Historic Significance: Event, Architecture/Engineering
Architect, builder, or engineer: Lamb,Thomas W.
Architectural Style: Other
Area of Significance: Architecture, Communications, Performing Arts
Period of Significance: 1925-1949
Owner: Private
Historic Function: Recreation And Culture
Historic Sub-function: Theater
Current Function: Recreation And Culture
Current Sub-function: Theater

mpetersen on August 22, 2006 at 2:40 am

I started running movies at Proctor’s and picking up some stage work-calls in March of ‘89, and became a full-time employee in October of '93, so I had no opportunity to meet Gwaterman. But I have been a part of nearly every presentation in the past 13 years, as a projectionist, spot-light operator, stagehand and most recently, flyman.
I was fortunate enough to be “farmed-out” to work with PDO, the rigging company which installed the new fly-rail and automated fire curtain, so I got a real close-up perspective on our reconstruction, from the trap-room up to the 72-foot grid height, personally installing every loft-block, guide-bar and steel cable in the system. Then we brought in “Phantom of the Opera” for a month-long run, and what an undertaking THAT was.

I can safely say that we’re a WHOLE lot nicer place to work, and perform in, now. It’s bigger, cleaner, safer, much more modern and well-equipped. A fascinating and detailed article about the expansion is available at this link:


We continued to show sub-run movies this summer, such as “Thank You For Smoking”, “The Lake House”, and “X-Men III: The Last Stand”, with live organ music on Mondays and some Tuesday nights before the movie, and we also offer guided tours of the auditorium and backstage area (check our website <> for details and schedule). The audience chamber remains largely unchanged in appearance, but technical upgrades have been emplaced to enhance the patron’s enjoyment.
Our stage season resumes in late September with an amazingly varied line-up of performances, so everyone should come see what’s new, what remains and what is yet to come!

justayankeefan on July 25, 2006 at 5:35 pm

I went to go see Pride and Prejudice here last night.
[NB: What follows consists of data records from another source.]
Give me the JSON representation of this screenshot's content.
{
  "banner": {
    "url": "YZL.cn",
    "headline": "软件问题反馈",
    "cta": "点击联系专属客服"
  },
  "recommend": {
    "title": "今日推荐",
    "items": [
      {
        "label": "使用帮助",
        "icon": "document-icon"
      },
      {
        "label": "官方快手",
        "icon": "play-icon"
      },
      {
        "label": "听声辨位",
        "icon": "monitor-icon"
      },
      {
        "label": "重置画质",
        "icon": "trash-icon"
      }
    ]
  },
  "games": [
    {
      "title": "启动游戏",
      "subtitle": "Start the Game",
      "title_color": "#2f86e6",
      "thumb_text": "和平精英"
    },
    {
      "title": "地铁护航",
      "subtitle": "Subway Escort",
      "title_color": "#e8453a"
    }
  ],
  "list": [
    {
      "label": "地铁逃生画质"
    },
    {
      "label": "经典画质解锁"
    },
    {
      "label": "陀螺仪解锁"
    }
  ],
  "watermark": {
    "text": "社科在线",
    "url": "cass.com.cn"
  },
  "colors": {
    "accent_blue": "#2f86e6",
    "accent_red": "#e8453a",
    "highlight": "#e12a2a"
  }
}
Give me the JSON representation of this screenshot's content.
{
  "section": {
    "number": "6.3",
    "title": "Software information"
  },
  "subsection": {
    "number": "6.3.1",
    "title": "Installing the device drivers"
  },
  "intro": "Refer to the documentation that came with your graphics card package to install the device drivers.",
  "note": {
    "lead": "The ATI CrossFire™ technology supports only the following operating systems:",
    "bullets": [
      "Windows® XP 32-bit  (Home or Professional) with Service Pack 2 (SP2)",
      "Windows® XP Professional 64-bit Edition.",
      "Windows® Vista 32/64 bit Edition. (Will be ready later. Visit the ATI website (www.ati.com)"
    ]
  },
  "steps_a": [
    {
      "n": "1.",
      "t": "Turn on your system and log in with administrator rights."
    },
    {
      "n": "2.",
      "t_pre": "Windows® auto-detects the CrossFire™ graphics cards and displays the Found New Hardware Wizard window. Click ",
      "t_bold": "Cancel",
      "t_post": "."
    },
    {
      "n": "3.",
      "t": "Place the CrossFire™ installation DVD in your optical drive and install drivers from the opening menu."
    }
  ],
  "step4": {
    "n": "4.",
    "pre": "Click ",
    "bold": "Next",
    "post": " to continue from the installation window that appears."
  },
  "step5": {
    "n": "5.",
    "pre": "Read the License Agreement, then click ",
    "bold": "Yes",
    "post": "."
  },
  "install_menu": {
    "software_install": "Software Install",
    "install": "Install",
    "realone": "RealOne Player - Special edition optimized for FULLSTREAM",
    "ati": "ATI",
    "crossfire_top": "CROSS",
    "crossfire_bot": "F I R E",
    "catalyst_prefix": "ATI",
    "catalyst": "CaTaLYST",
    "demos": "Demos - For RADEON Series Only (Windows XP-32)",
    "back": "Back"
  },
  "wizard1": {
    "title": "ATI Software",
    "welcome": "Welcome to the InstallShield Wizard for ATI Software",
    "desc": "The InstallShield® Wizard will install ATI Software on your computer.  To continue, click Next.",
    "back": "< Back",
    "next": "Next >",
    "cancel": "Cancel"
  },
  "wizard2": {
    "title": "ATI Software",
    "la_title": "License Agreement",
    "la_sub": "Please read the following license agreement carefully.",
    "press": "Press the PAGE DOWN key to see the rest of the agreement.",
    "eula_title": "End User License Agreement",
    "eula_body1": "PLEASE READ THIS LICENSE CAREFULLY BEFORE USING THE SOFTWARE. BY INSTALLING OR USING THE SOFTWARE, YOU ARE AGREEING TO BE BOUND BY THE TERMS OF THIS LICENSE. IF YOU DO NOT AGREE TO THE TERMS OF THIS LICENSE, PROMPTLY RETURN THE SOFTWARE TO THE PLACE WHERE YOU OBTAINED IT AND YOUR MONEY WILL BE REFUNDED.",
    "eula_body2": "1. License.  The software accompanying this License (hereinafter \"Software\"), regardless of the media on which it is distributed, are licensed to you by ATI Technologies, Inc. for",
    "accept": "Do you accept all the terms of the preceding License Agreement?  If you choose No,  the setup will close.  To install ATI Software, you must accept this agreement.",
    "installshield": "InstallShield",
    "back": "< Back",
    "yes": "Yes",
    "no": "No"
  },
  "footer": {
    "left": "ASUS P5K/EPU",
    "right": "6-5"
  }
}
It was the first time I had been to Proctor’s for a movie since October (I think). They installed a new sound system for movies. The left and right channels hang from the ceiling in front of the proscenium at the center channel hangs from the ceiling above the screen. This new system drastically reduces the echo in the balcony, making it possible to understand the movie from upstairs. I was also impressed that the organ is being played again. I’ve been informed that they have been playing the organ before several of the movies this summer.

danio on May 27, 2006 at 2:09 pm

I’ve only lived in Schenectady for a year and a half and I adore Proctor’s. The expansion/renovation is ongoing, but I saw the touring company of The Phantom of the Opera in February and it felt like Broadway.

I hope they continue to show films as well. I really enjoy going to such a beautiful place to see a film, even if it is a second run.

GWaterman on December 27, 2005 at 1:14 am

I believe a proctor is an academic official, for Paulb, who wondered what a proctor was. Although, of course, it was the gentleman’s name.

I played the Proctors Theatre during the ‘80’s. mpetersen, perhaps you worked on my show, I don’t know. All I know it that at that time it was rather a miserable place to play. I hope the renovations make it a nicer place to work, while still preserving the historical value.